Johnson, now 72, played for three seasons with the Indianapolis Clowns from 1953 until the League disbanded in 1955. She was turned away from playing for the White Female Baseball League at just 17 years old, something she said turned out for the best.
“I’m glad I didn’t make the girls’ team,” Johnson said, smiling at the children. “It gave me an opportunity to play with the fellas. I got to do something that they couldn’t do then and can’t do now.”
Johnson, who began playing baseball at 5 or 6 with her uncle, whom she refers to as "Bones," faced some problems along the way.
During one game, Johnson was heckled by a player on an opposing team who said she’d never strike him out because “I was no bigger than a peanut,” Johnson said. When she struck him out, the crowd went wild, giving her her nickname.
As a little girl living with her grandmother in South Carolina, Johnson said she’d play baseball after school because she had nothing else to do. Once she realized she loved it, she wanted to play all the time, she told the students.
When one girl asked Johnson if she was ever tormented for playing ball with the boys, Johnson told her it did not matter.
“Baby, when you want to do something, regardless of how much you’re tormented, you continue to do what you want,” Johnson said. “Eventually, you get it done.”
Looking to Jackie Robinson as both a hero and a role model, Johnson said he was her favorite player, regardless of the team on which he played.

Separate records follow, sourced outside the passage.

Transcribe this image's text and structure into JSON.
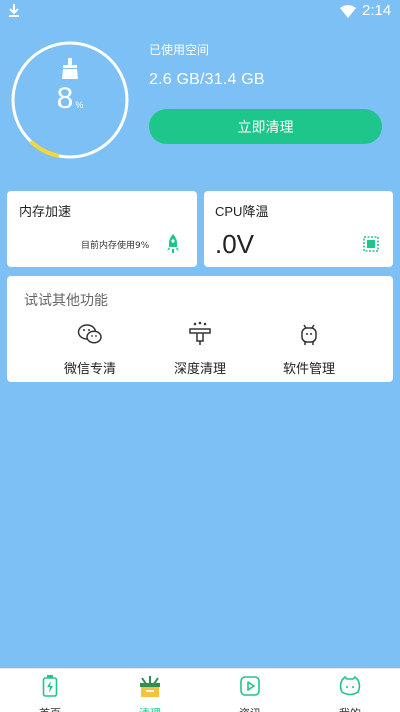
{
  "status_bar": {
    "time": "2:14"
  },
  "gauge": {
    "value": "8",
    "unit": "%",
    "used_fraction": 0.08
  },
  "storage": {
    "label": "已使用空间",
    "value": "2.6 GB/31.4 GB"
  },
  "clean_button": {
    "label": "立即清理"
  },
  "memory_card": {
    "title": "内存加速",
    "subtitle": "目前内存使用9%"
  },
  "cpu_card": {
    "title": "CPU降温",
    "value": ".0V"
  },
  "features": {
    "title": "试试其他功能",
    "items": [
      {
        "label": "微信专清",
        "icon": "wechat-icon"
      },
      {
        "label": "深度清理",
        "icon": "deep-clean-icon"
      },
      {
        "label": "软件管理",
        "icon": "app-manage-icon"
      }
    ]
  },
  "bottom_nav": {
    "items": [
      {
        "label": "首页",
        "icon": "battery-icon"
      },
      {
        "label": "清理",
        "icon": "broom-box-icon",
        "active": true
      },
      {
        "label": "资讯",
        "icon": "play-icon"
      },
      {
        "label": "我的",
        "icon": "face-icon"
      }
    ]
  },
  "colors": {
    "background": "#7cc0f6",
    "accent": "#1fc68b",
    "gauge_fill": "#f5d838"
  }
}
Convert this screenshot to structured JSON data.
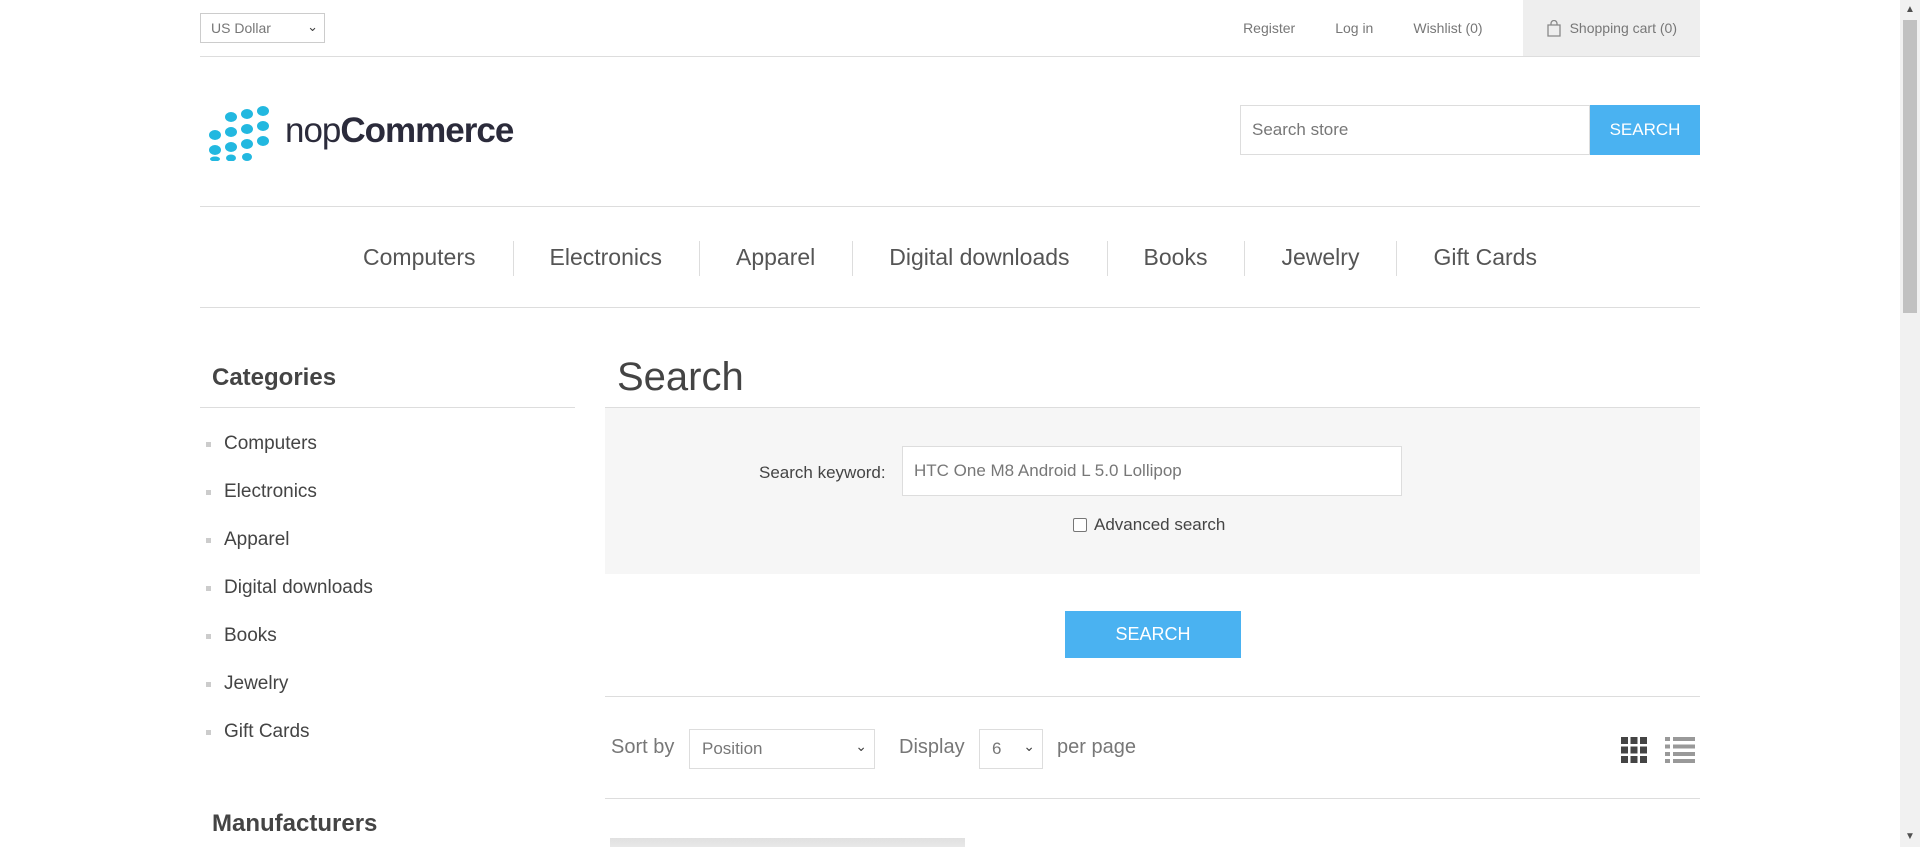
{
  "header": {
    "currency": "US Dollar",
    "links": {
      "register": "Register",
      "login": "Log in",
      "wishlist": "Wishlist (0)",
      "cart": "Shopping cart (0)"
    },
    "logo": {
      "nop": "nop",
      "commerce": "Commerce"
    },
    "search": {
      "placeholder": "Search store",
      "button": "SEARCH"
    }
  },
  "menu": [
    "Computers",
    "Electronics",
    "Apparel",
    "Digital downloads",
    "Books",
    "Jewelry",
    "Gift Cards"
  ],
  "sidebar": {
    "categories_title": "Categories",
    "categories": [
      "Computers",
      "Electronics",
      "Apparel",
      "Digital downloads",
      "Books",
      "Jewelry",
      "Gift Cards"
    ],
    "manufacturers_title": "Manufacturers"
  },
  "main": {
    "title": "Search",
    "keyword_label": "Search keyword:",
    "keyword_value": "HTC One M8 Android L 5.0 Lollipop",
    "advanced_label": "Advanced search",
    "advanced_checked": false,
    "search_button": "SEARCH",
    "sort_label": "Sort by",
    "sort_value": "Position",
    "display_label": "Display",
    "display_value": "6",
    "per_page_label": "per page"
  },
  "colors": {
    "accent": "#4ab2f1",
    "logo_dots": "#22b8e0"
  }
}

While playing, however, she wasn’t always a nice girl. When a student asked if she ever spiked a player, meaning did she ever slide into home plate and hit the catcher with the spikes on the bottom of her shoes, she smiled.
“I might’ve done that a time or two,” she said.
She also admitted to hitting a player with a pitch if he was too close to the plate.
“I was mean,” Johnson laughed.
WITH AN OVERALL record of 33 wins and eight losses, Johnson retired from baseball when the League dissolved in 1955. She was a member of the championship team in 1954, the year she met Jackie Robinson and was a member of the All Pro team during its first game in Richmond.
These days, Johnson is a manager of the Negro Baseball League Memorabilia Shop in Prince George’s County, Md., where she began work after retiring from 30 years as a nurse. She and her husband, Emanuel Livingston, live in Washington, D.C. and make several trips each year to schools to tell students her story.
“I am history,” she said as the second group of students began to fill the library. “I’m quite sure there were women before me who were just as good or better but they didn’t have the chance to play professional ball. This is something the children need to know about.”
During her presentations, Johnson said she urges the children to think about segregation and hatred, reminding them that they should try to “learn to play and live and enjoy each other.”
Bill Annette, a parent of a fifth grader at Hunt Valley, found Johnson in Maryland after reading a book written about her.
“My daughter Katie was very impressed with her,” he said. “Kids complain about reading books because it’s hard for them to relate to it," he said. "How often do they get to meet someone who’s had a book written about them?"
Johnson made quite an impression on the students as well.
“I like that she played baseball for five years,” said second grade student Austin Veal.
Johnson was “pretty cool,” said second grader Haley Hopkins. “I was surprised she played for a really long time. The most interesting thing was that she went to the championship game.”
Fifth graders Jae Jeong and Ethan McClellan enjoyed the presentation as well.
“She played every day after school,” Jae said. “I was surprised that she had an 87 mile-per-hour pitch.”
Ethan said he learned a lot from Johnson, including “if you want to live your dream, you’ve got to keep going with it.”
Hunt Valley librarian Anne Calabrese said she was thrilled to have the chance for Johnson to speak to the students.
“This teaches the students that you don’t have to give up your dreams, you can reach them with hard work,” Calabrese said. “For the girls especially, I think they needed to hear that they can go out and do anything. It’s good for the boys to hear that too.”